And you know what? It really is all right. This is what going on safari should be like: lying in your tent at night listening to the rustles outside and wondering whether that's the wind doing it, or a stealthy paw. It'll be exciting, and so what if it's not restful? I can sleep soundly at home.
Bayete camp is part of Phinda Private Game Reserve, but it's not one of the fancy, upmarket lodges like Rock Lodge where I stayed last time, with a sherry decanter on the coffee table, a yoga kit in a bag and a private plunge pool out on the deck. This tented camp is for staff and private guests, and I'll be staying there with the three students from NZ who I'll be chaperoning at the first World Youth Rhino Summit in South Africa next week, after the conference has finished.

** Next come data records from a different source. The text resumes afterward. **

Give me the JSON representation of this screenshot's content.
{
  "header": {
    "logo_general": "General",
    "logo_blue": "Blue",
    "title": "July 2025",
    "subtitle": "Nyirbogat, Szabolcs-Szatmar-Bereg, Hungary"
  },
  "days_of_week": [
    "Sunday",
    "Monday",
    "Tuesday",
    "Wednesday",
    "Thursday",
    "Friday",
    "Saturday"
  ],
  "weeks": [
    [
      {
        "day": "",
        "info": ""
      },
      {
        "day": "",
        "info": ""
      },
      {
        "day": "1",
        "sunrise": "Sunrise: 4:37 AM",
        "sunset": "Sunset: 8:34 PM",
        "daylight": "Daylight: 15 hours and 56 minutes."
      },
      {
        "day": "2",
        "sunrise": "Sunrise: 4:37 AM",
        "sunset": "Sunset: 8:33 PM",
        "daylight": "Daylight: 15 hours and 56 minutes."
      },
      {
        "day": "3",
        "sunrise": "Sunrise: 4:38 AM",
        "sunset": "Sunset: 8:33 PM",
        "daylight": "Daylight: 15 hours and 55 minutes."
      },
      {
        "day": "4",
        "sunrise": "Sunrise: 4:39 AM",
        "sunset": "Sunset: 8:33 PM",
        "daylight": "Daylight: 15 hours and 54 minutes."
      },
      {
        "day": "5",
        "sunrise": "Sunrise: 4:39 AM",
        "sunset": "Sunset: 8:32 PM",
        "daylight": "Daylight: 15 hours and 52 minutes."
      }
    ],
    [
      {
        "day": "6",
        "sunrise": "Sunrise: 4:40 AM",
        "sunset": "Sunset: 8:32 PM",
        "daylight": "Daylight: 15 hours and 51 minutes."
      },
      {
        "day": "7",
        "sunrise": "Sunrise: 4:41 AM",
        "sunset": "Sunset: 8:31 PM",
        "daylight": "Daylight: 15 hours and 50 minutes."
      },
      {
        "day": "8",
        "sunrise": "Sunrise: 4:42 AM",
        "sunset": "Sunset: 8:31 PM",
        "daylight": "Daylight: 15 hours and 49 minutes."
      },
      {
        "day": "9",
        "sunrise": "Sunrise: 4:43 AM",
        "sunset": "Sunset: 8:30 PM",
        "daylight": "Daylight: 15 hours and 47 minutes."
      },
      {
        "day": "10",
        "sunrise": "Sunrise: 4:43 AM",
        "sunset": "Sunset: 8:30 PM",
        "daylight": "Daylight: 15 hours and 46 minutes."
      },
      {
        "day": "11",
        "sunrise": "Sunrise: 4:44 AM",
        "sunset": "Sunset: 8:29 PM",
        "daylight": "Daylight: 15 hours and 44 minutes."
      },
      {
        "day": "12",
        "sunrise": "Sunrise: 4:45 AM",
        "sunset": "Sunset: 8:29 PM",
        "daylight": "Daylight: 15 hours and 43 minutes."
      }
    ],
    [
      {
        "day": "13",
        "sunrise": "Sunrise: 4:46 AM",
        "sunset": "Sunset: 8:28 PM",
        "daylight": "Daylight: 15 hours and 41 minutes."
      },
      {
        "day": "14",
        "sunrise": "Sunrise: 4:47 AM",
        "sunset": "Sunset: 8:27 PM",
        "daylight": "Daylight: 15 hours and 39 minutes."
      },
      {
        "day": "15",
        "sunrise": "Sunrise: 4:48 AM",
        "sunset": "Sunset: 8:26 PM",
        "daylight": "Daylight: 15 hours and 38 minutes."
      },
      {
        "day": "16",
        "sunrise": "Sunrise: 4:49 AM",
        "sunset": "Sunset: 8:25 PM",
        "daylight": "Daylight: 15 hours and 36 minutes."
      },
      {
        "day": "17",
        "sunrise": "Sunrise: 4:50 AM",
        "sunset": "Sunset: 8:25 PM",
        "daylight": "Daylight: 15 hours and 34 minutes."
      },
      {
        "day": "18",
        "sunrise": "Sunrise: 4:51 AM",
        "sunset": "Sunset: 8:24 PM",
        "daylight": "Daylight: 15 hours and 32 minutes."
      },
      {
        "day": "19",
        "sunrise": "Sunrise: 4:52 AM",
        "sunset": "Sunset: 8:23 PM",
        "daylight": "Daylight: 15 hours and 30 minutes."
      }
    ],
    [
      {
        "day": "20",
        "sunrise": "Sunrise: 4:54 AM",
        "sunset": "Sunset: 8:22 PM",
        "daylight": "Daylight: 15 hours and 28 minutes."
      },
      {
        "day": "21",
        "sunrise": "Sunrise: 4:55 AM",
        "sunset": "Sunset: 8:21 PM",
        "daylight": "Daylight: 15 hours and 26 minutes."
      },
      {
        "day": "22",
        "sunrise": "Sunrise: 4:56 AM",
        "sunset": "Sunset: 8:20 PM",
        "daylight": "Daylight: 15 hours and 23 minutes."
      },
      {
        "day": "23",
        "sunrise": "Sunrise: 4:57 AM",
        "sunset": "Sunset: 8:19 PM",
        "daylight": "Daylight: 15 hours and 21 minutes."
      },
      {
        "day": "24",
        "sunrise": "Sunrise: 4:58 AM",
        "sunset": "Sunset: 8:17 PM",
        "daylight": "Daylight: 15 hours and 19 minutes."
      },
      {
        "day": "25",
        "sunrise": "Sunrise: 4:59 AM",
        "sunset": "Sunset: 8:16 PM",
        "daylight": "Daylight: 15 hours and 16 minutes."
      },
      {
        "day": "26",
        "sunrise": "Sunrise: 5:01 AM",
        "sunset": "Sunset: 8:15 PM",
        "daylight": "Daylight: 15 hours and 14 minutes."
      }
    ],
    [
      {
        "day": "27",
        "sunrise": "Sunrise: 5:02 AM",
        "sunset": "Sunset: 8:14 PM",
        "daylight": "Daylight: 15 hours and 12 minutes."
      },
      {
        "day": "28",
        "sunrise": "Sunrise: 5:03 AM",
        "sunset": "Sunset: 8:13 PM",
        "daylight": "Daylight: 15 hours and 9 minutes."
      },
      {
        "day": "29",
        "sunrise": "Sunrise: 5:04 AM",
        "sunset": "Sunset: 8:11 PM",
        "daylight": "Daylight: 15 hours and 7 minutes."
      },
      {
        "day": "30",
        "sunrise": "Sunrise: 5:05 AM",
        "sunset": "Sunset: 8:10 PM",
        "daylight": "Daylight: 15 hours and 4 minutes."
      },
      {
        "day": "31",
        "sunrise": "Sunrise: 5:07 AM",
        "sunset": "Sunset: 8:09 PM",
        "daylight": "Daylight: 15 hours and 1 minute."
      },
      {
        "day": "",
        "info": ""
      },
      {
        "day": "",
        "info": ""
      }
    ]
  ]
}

The summit is going to be intense and interesting and inspiring, and I'm really looking forward to it. Young people from all around the world will be there to discuss the threat to rhino survival, and come up with ideas to save them. We'll be meeting some of the people on the front line of this war, and going out to see the objects of all this effort, peacefully grazing on the veldt as they have for 50 million years. If we're the last generation to see that sight, well, 'shame' is too trivial a word.